■ Instructions to follow: The lines below that include "this" are to be found and copied.

Data excerpts:
━━━
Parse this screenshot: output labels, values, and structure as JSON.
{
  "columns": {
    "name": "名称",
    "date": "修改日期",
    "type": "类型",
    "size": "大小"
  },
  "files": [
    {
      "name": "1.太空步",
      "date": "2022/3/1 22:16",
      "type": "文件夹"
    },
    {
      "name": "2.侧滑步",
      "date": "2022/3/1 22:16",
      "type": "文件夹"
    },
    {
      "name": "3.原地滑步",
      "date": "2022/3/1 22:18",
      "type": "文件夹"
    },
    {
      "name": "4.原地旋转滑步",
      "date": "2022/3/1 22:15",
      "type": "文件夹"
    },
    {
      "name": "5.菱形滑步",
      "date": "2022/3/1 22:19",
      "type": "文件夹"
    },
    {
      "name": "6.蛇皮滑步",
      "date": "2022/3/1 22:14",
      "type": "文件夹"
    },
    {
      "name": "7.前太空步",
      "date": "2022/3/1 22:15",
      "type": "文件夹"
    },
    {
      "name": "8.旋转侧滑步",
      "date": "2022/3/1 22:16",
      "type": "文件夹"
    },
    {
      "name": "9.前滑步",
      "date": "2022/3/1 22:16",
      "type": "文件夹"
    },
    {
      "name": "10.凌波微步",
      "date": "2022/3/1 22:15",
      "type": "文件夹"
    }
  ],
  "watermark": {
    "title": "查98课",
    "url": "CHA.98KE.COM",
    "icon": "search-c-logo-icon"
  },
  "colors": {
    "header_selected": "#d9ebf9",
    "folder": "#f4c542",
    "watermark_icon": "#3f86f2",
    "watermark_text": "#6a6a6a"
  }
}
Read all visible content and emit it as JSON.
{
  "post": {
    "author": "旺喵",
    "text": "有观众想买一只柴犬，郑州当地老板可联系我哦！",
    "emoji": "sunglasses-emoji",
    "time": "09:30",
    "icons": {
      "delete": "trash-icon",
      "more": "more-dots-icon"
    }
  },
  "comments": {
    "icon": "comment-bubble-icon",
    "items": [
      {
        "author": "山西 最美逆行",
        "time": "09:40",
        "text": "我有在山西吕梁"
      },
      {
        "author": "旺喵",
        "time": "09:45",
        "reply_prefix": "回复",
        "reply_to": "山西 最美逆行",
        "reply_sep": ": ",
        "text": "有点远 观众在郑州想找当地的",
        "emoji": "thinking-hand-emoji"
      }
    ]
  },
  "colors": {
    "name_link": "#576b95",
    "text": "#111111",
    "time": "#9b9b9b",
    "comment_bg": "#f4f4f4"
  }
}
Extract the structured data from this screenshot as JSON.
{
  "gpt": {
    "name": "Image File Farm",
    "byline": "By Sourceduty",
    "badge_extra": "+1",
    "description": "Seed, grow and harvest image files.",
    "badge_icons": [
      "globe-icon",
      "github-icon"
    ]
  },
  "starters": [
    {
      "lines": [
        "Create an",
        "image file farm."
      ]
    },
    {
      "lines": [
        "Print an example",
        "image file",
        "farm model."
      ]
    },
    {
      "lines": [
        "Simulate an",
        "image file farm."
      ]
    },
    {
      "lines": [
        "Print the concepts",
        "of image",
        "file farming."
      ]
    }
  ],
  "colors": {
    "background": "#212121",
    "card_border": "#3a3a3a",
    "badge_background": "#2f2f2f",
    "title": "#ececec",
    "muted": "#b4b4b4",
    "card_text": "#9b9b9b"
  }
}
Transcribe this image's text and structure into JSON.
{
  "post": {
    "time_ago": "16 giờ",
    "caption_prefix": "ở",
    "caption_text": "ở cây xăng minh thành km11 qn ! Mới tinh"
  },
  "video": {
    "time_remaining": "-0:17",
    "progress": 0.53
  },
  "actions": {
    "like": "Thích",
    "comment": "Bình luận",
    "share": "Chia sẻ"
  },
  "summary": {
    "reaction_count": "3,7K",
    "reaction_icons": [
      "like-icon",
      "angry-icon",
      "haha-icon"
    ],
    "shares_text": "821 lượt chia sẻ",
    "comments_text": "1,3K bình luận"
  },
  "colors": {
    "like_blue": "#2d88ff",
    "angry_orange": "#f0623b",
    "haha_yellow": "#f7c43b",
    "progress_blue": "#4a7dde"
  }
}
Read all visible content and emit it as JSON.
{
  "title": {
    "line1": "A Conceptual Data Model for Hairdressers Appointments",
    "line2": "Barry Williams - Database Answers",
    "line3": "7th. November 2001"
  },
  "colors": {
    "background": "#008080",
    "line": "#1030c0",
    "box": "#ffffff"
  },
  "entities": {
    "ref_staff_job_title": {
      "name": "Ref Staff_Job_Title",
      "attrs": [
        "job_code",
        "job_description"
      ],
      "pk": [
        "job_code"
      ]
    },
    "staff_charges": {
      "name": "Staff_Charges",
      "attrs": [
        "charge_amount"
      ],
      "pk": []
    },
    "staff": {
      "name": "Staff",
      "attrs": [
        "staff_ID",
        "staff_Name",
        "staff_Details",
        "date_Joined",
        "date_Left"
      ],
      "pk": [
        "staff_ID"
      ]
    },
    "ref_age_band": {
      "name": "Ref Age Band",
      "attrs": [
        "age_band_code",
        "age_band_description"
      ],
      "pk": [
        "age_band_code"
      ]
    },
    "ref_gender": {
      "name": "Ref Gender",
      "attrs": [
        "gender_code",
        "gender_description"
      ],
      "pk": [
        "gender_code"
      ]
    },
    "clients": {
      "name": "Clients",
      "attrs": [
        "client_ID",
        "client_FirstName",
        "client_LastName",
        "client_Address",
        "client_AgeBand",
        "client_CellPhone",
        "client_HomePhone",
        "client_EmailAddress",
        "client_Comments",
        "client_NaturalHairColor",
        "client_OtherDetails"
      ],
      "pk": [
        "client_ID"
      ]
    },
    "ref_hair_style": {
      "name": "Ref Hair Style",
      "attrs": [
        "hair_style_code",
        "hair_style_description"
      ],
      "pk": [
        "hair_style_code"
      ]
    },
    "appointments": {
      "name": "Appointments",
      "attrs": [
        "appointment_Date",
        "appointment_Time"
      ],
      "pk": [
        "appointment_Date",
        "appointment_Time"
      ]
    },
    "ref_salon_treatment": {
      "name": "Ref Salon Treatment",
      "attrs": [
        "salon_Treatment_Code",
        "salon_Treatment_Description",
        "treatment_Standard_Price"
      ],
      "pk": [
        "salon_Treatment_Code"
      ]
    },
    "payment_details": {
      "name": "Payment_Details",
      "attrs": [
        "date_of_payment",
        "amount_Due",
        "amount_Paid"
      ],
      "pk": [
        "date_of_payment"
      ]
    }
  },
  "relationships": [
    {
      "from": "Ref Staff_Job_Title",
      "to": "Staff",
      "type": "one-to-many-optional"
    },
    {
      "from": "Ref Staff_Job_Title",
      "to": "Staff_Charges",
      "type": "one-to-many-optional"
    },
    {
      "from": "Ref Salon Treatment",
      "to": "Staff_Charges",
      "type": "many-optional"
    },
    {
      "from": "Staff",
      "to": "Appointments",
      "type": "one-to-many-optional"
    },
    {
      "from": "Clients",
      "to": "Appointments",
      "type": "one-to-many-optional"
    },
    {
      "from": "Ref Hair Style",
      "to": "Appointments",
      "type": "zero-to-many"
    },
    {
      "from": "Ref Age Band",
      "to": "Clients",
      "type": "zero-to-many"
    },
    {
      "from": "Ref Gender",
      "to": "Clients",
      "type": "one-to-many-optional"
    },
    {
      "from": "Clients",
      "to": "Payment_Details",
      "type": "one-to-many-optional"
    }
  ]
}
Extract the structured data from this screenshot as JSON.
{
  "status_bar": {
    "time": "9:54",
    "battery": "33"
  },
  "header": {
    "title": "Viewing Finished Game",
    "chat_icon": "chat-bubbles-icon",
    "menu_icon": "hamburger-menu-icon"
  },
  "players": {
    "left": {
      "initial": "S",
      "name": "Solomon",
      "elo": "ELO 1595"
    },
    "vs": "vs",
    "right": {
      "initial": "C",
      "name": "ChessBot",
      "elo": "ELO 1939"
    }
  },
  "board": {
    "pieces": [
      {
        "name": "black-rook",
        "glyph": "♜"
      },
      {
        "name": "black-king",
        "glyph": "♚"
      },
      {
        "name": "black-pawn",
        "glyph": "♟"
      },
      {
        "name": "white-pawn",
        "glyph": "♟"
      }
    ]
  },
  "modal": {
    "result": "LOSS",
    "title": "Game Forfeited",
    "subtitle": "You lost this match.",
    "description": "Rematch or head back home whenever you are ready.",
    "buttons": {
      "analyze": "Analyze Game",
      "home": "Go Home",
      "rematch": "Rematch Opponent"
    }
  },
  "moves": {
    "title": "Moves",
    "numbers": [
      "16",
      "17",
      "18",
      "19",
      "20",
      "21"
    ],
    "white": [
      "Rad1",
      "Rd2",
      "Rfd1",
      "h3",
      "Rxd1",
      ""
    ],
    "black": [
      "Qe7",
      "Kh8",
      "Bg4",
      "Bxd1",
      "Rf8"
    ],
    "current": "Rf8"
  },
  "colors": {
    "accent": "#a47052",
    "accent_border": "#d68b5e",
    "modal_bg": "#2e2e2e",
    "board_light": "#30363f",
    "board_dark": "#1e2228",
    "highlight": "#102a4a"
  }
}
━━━
■ Problem solution:
Parse this screenshot: output labels, values, and structure as JSON.
Extract the structured data from this screenshot as JSON.
Transcribe this image's text and structure into JSON.
Extract the structured data from this screenshot as JSON.
    "subtitle": "You lost this match.",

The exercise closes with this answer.